    Caliber: This is a big one for me. I'm not going to get into a caliber debate here BUT the very fact that there is a debate tells me something. For many the 9mm has proven itself to be "adequate"; for me the jury is still out so I go bigger. Most of the time 10mm these days but the correct 45 loads will do as well. The 38 super is also a trust worthy round in my estimation when loaded HOT (near 357 velocities). 40 is about the slowest / smallest caliber I will carry. 9mm is a "better than nothing" choice and is rarely carried, and never in a gun that is available in a larger caliber.

    Cost: Who cares? I reload so I really don't care about the ammo cost. And when faced with a threat the last thing I'm going to be thinking about is how much money I saved on the gun I'm carrying. As a matter of fact I want to be armed with the best gun money can buy. My life and the lives of my loved ones are well worth it.

    Availability: Come on now. Once I get the gun I want I've got it. I promise you; if I end up in a gun fight with it I'm not going to pause to run to Walmart or the local gun shop for ammo and parts in the middle of things. I carry a gun for the moment that I'm called upon to put it into action. THAT moment is all that matters.

    Design and controls: This is another big one for me. I own a "few" guns and enjoy the diversity of many unique designs but when it comes to carry I want anything I carry to be very similar with the same manual of arms. All the controls in the same places with the same operation. In the heat of the moment I don't want to have to think about how THIS gun operates; they all operate the same. As the old saying goes; "don't fear the man that owns 100 guns; fear the man that owns 1 gun; he likely knows how to use it".
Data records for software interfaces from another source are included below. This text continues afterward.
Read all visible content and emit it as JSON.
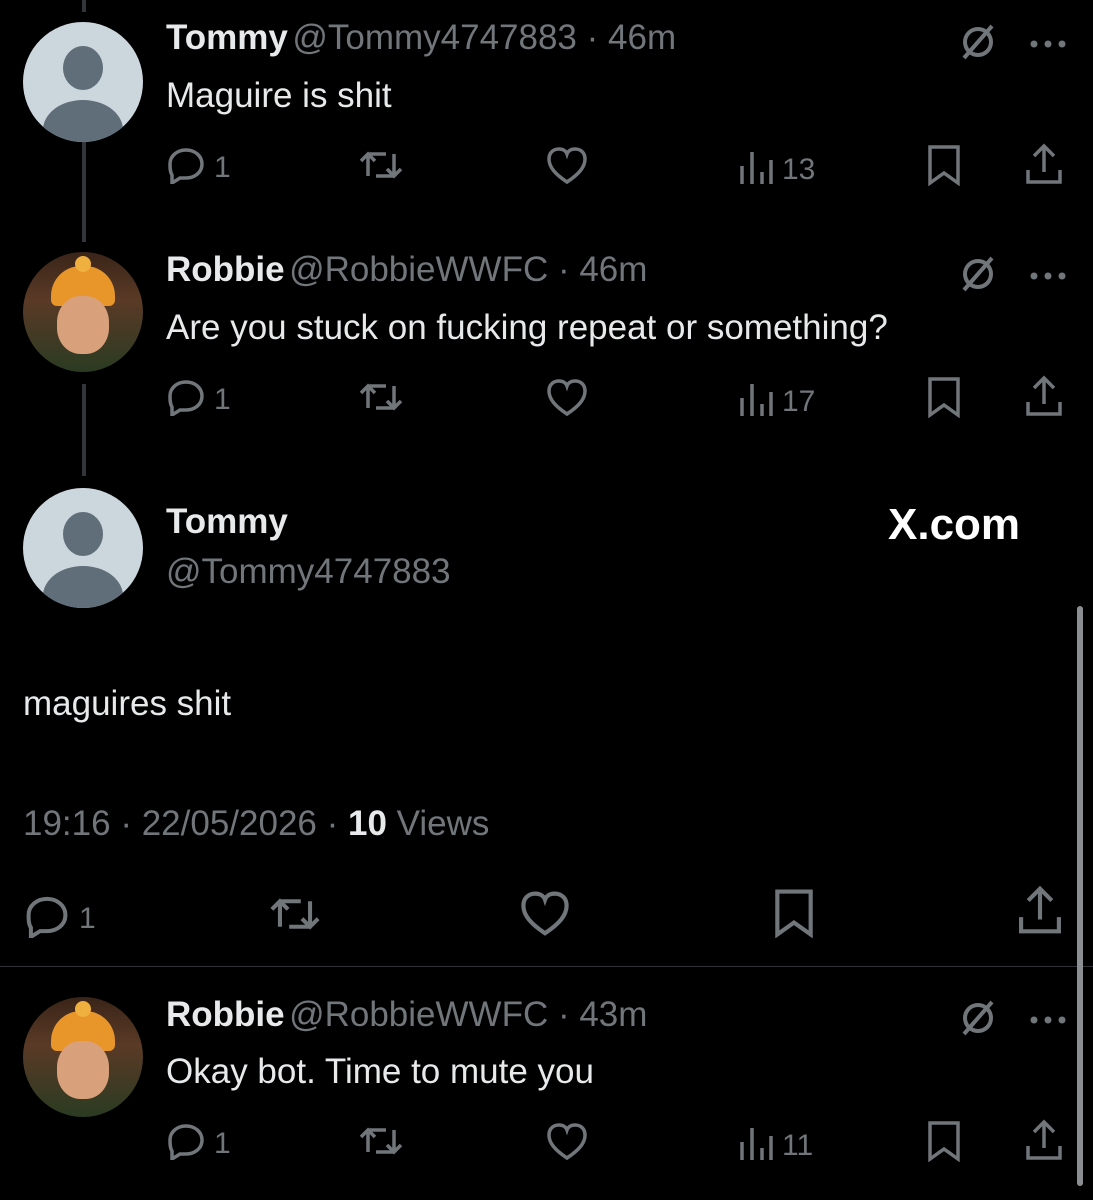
{
  "tweets": [
    {
      "name": "Tommy",
      "handle": "@Tommy4747883",
      "dot": " · ",
      "time": "46m",
      "text": "Maguire is shit",
      "replies": "1",
      "views": "13"
    },
    {
      "name": "Robbie",
      "handle": "@RobbieWWFC",
      "dot": " · ",
      "time": "46m",
      "text": "Are you stuck on fucking repeat or something?",
      "replies": "1",
      "views": "17"
    },
    {
      "name": "Robbie",
      "handle": "@RobbieWWFC",
      "dot": " · ",
      "time": "43m",
      "text": "Okay bot. Time to mute you",
      "replies": "1",
      "views": "11"
    }
  ],
  "focus": {
    "name": "Tommy",
    "handle": "@Tommy4747883",
    "brand": "X.com",
    "text": "maguires shit",
    "time": "19:16",
    "date": "22/05/2026",
    "sep": " · ",
    "views_count": "10",
    "views_label": " Views",
    "replies": "1"
  },
  "colors": {
    "background": "#000000",
    "text": "#e7e9ea",
    "secondary": "#71767b"
  }
}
    Oh yes; Capacity: Not as important to me as most other features. I carry a gun for defense not offense. When the option to retreat is there I'm going to take it. A fire fight is the very last option. That said; my life such as it is now is VERY unlikely to put me in a situation where I'm under attack by a large group. High capacity just isn't a factor.

    What I do find REALLY interesting is the 9mm crowd that is so fond of saying how "it is all about shot placement" then touts the need for carrying huge amounts of ammo LOL ................ I guess I just don't understand.
    Last edited: Mar 6, 2020
  20. Trunk Monkey

    Trunk Monkey Well-Known Member

    That's easy, tweakers hunt in packs.